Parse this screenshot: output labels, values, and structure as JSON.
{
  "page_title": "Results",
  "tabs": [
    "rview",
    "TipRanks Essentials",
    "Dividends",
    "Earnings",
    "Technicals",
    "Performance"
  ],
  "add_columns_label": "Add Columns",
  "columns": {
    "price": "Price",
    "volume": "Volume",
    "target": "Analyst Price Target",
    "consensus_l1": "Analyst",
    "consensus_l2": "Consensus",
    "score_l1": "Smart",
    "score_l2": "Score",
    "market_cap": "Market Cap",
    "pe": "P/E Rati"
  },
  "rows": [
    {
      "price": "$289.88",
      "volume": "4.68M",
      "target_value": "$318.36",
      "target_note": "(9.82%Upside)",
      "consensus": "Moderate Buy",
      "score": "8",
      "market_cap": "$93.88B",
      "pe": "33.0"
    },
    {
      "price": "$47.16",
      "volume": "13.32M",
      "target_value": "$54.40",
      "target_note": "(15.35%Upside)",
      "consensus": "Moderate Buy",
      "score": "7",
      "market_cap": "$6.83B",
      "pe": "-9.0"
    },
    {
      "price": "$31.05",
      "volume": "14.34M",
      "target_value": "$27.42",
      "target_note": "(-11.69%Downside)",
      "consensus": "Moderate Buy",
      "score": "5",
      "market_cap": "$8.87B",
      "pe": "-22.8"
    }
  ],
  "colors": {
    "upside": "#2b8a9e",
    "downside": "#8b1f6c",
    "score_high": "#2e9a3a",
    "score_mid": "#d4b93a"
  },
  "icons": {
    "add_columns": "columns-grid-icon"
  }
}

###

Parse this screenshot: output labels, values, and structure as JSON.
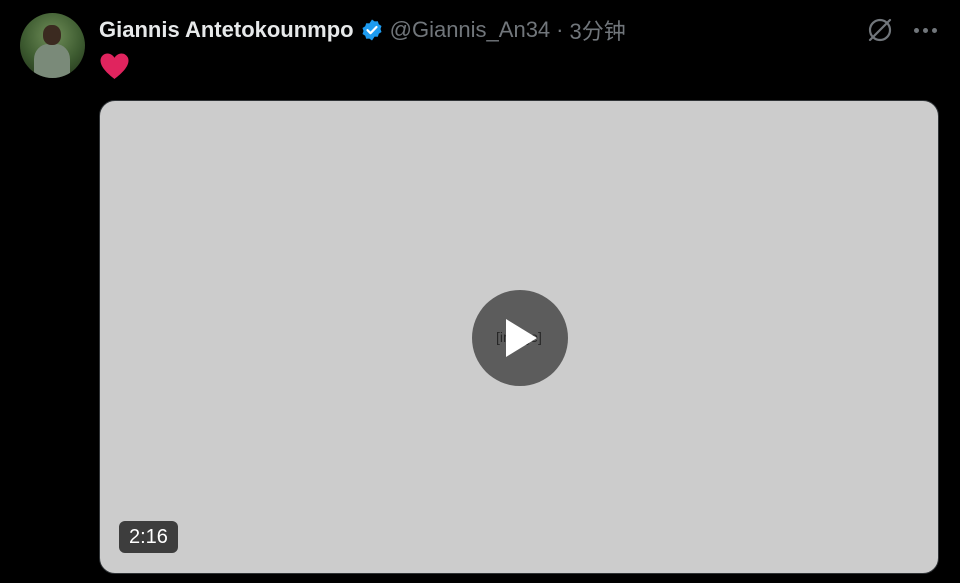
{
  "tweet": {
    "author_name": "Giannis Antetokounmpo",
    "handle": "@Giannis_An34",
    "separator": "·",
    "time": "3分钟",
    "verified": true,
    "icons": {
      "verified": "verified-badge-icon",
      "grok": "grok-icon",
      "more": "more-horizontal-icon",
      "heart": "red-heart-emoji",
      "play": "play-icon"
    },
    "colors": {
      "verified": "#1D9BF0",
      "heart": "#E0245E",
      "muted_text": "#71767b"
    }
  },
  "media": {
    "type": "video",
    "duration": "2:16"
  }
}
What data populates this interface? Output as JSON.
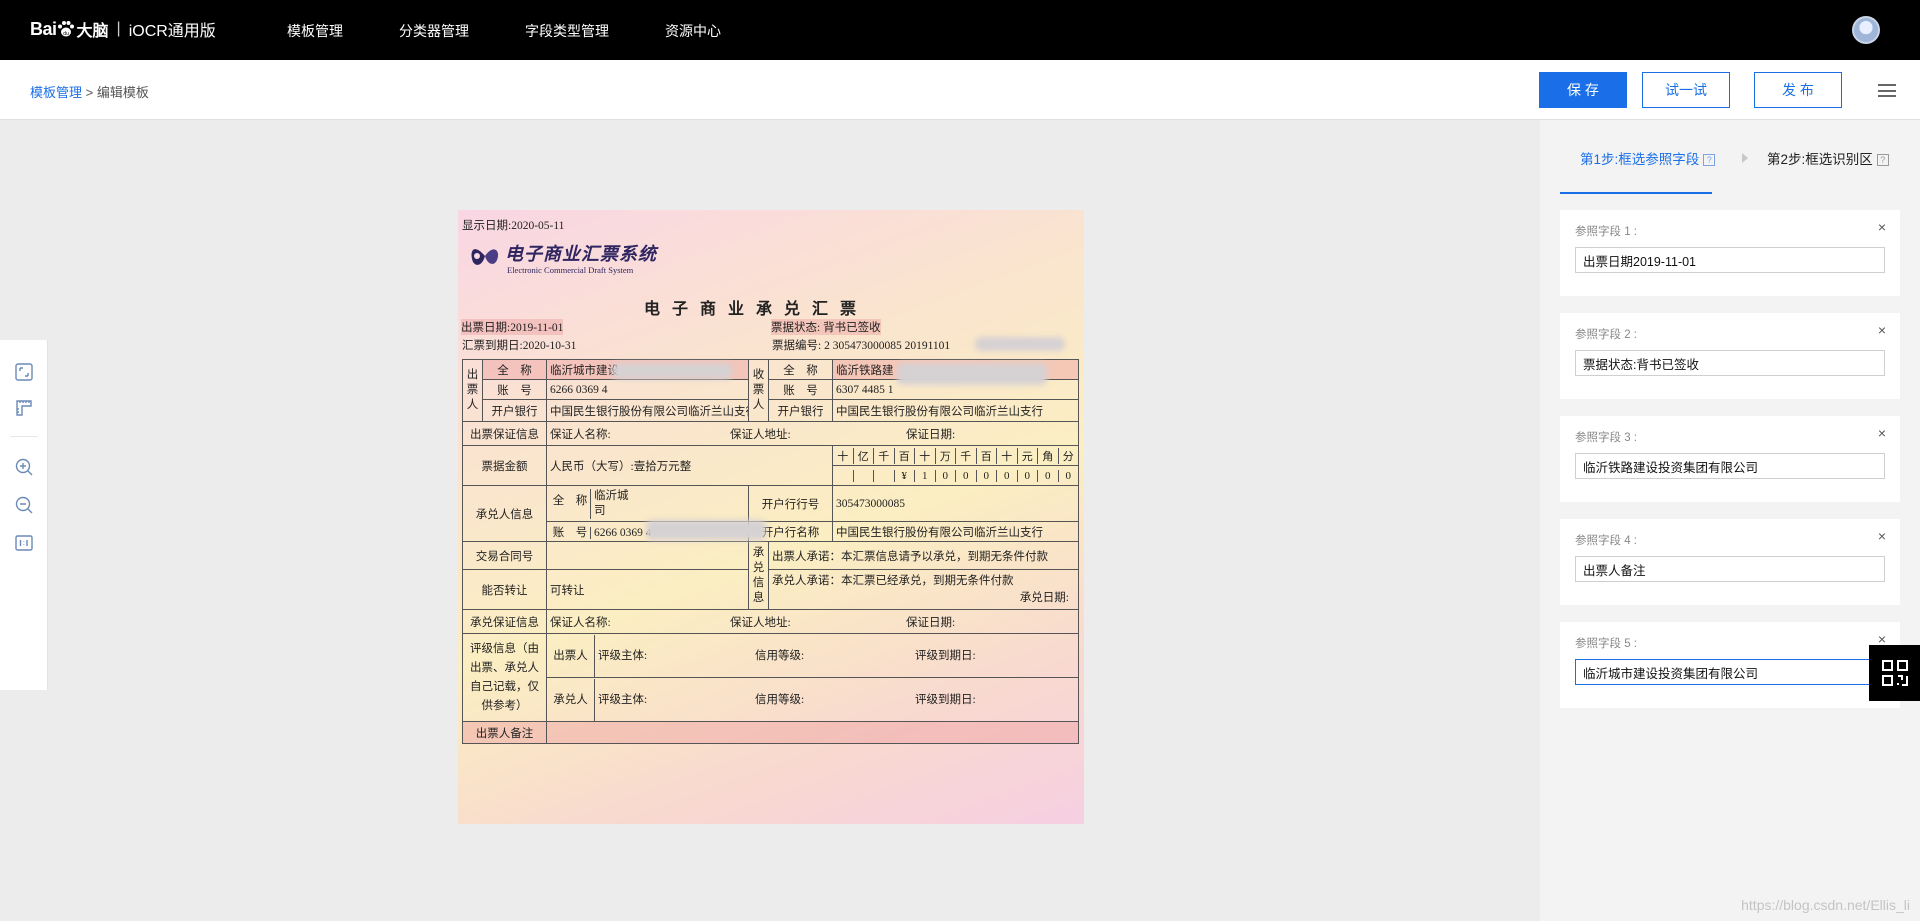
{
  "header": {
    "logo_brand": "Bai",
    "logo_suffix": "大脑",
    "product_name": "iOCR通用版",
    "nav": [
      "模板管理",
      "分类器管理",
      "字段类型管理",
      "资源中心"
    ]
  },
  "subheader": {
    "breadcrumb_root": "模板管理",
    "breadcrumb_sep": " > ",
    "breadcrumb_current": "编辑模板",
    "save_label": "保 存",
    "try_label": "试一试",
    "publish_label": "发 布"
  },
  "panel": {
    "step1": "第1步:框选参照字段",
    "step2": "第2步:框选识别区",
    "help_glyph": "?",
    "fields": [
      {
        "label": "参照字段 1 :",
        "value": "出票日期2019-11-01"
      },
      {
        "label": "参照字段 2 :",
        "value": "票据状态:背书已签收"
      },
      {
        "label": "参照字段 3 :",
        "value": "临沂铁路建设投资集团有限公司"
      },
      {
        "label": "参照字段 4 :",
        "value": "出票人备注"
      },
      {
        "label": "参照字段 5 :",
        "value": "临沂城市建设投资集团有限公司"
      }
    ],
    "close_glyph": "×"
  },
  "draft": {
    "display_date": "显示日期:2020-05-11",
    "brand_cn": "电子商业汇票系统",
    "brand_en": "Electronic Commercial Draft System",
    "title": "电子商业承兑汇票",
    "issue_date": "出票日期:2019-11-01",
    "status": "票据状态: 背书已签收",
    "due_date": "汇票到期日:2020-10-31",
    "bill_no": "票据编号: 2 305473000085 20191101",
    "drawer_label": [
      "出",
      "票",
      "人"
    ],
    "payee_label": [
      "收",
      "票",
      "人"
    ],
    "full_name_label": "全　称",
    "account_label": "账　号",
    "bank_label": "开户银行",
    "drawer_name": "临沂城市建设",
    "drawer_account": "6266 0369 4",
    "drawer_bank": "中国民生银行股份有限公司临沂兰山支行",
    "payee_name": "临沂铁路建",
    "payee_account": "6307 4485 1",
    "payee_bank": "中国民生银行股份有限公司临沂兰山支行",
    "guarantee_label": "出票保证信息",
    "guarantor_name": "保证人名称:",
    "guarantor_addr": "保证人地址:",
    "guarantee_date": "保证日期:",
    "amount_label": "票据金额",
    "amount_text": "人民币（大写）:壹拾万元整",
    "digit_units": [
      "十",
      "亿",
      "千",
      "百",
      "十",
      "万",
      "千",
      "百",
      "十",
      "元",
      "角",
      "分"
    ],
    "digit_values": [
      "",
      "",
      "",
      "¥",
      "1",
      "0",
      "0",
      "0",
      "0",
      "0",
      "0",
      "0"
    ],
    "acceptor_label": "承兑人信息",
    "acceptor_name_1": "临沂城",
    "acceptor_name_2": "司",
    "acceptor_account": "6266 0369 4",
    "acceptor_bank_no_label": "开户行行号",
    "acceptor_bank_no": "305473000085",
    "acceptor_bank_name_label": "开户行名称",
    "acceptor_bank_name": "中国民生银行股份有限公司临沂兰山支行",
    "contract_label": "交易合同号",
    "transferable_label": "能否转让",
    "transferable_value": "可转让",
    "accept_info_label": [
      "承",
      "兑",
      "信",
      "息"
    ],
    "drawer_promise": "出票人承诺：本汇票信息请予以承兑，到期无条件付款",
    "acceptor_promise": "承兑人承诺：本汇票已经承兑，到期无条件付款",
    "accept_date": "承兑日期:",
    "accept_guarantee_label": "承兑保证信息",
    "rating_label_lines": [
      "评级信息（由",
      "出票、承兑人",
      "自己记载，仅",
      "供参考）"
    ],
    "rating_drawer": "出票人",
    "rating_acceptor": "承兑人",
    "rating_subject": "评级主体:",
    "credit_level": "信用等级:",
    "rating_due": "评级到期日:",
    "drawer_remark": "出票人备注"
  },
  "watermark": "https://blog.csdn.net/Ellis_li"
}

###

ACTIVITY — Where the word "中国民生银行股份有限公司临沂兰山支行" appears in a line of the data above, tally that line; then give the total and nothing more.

RESULT OF THIS TASK — 3